(Items from an interface collection)
——

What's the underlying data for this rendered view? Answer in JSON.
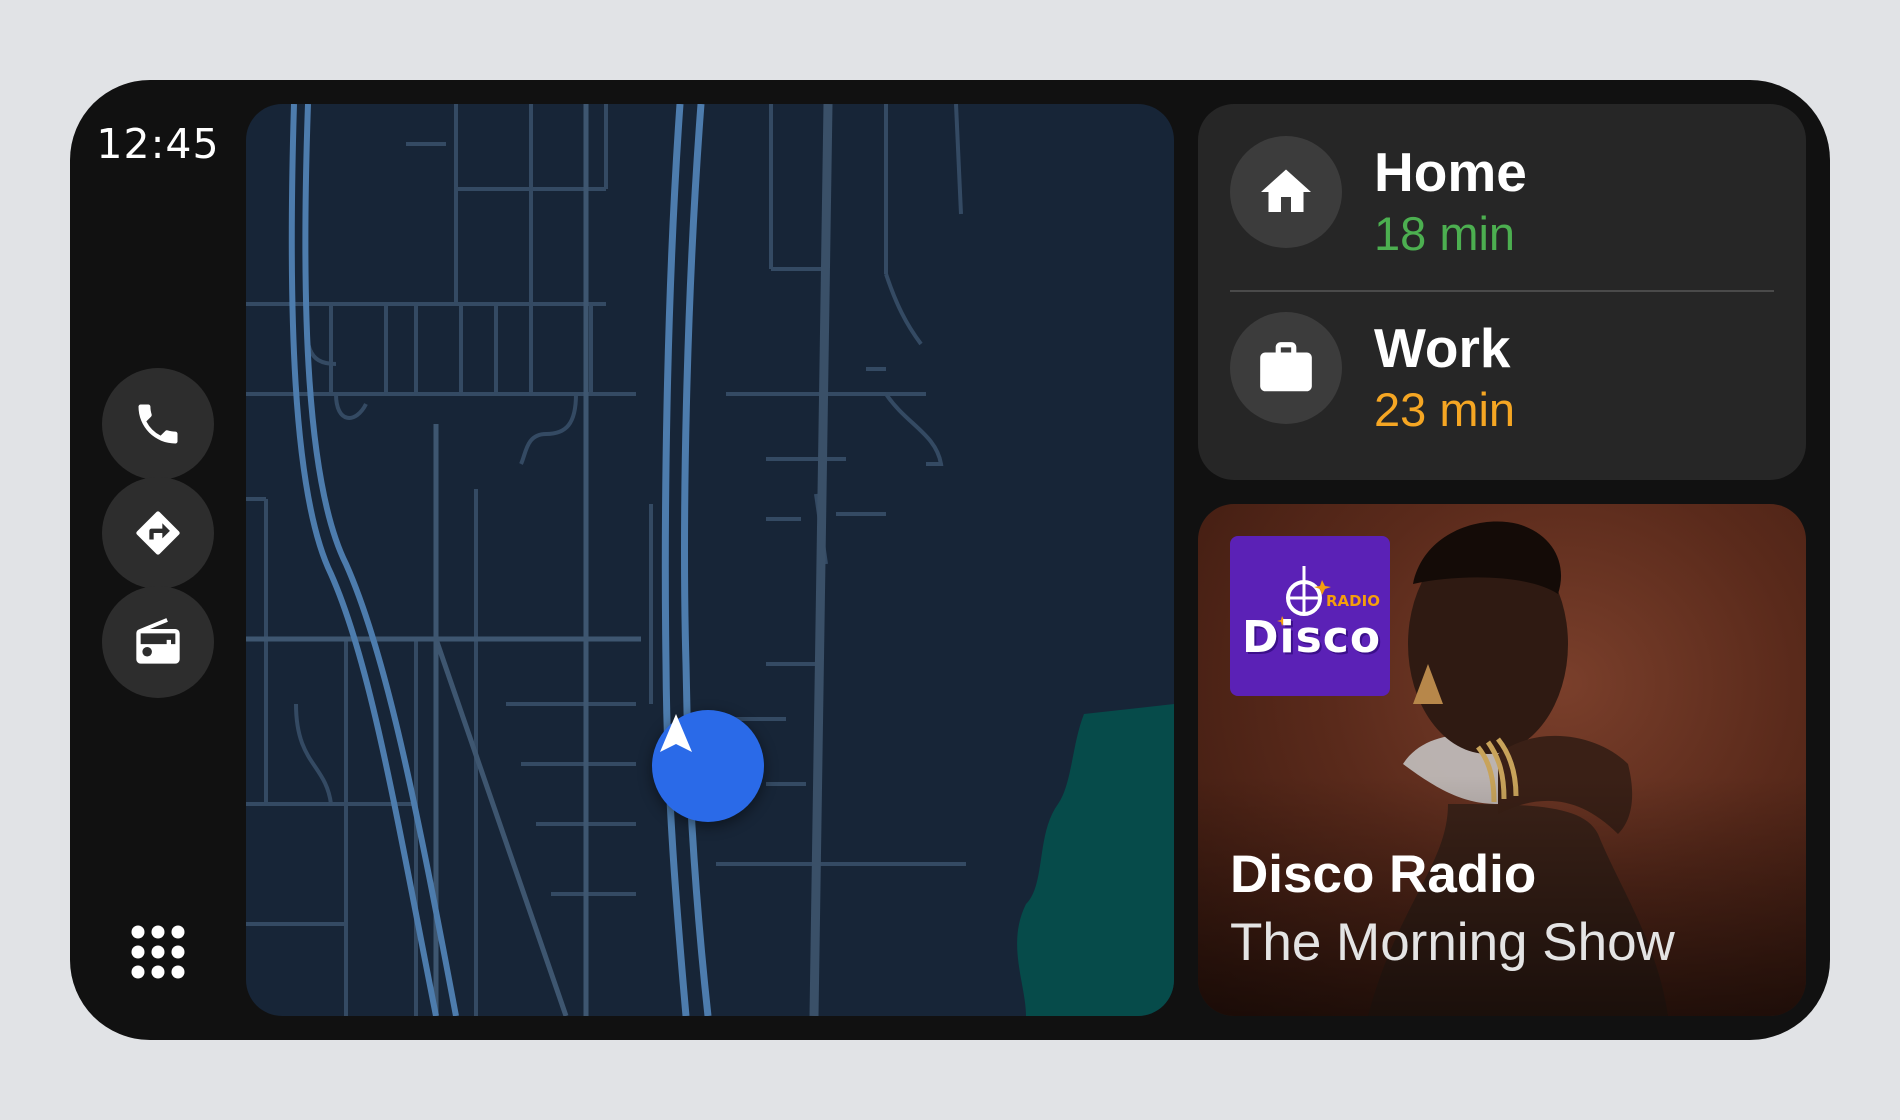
{
  "status": {
    "time": "12:45"
  },
  "rail": {
    "items": [
      {
        "id": "phone",
        "icon": "phone-icon"
      },
      {
        "id": "navigation",
        "icon": "directions-icon"
      },
      {
        "id": "media",
        "icon": "radio-icon"
      }
    ],
    "apps_icon": "app-grid-icon"
  },
  "map": {
    "puck_icon": "navigation-arrow-icon",
    "colors": {
      "background": "#172537",
      "streets": "#344a63",
      "highway": "#4d7cad",
      "water": "#064b4a",
      "puck": "#2a6ae8"
    }
  },
  "destinations": [
    {
      "name": "Home",
      "eta": "18 min",
      "eta_color": "#4caf50",
      "icon": "home-icon"
    },
    {
      "name": "Work",
      "eta": "23 min",
      "eta_color": "#f5a623",
      "icon": "briefcase-icon"
    }
  ],
  "media": {
    "station_logo": {
      "top_text": "RADIO",
      "main_text": "Disco",
      "color": "#5b21b6"
    },
    "title": "Disco Radio",
    "subtitle": "The Morning Show"
  }
}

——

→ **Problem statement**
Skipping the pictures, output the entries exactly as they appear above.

→ **Your response**
What's the underlying data for this rendered view? Answer in JSON.
{
  "status": {
    "time": "12:45"
  },
  "rail": {
    "items": [
      {
        "id": "phone",
        "icon": "phone-icon"
      },
      {
        "id": "navigation",
        "icon": "directions-icon"
      },
      {
        "id": "media",
        "icon": "radio-icon"
      }
    ],
    "apps_icon": "app-grid-icon"
  },
  "map": {
    "puck_icon": "navigation-arrow-icon",
    "colors": {
      "background": "#172537",
      "streets": "#344a63",
      "highway": "#4d7cad",
      "water": "#064b4a",
      "puck": "#2a6ae8"
    }
  },
  "destinations": [
    {
      "name": "Home",
      "eta": "18 min",
      "eta_color": "#4caf50",
      "icon": "home-icon"
    },
    {
      "name": "Work",
      "eta": "23 min",
      "eta_color": "#f5a623",
      "icon": "briefcase-icon"
    }
  ],
  "media": {
    "station_logo": {
      "top_text": "RADIO",
      "main_text": "Disco",
      "color": "#5b21b6"
    },
    "title": "Disco Radio",
    "subtitle": "The Morning Show"
  }
}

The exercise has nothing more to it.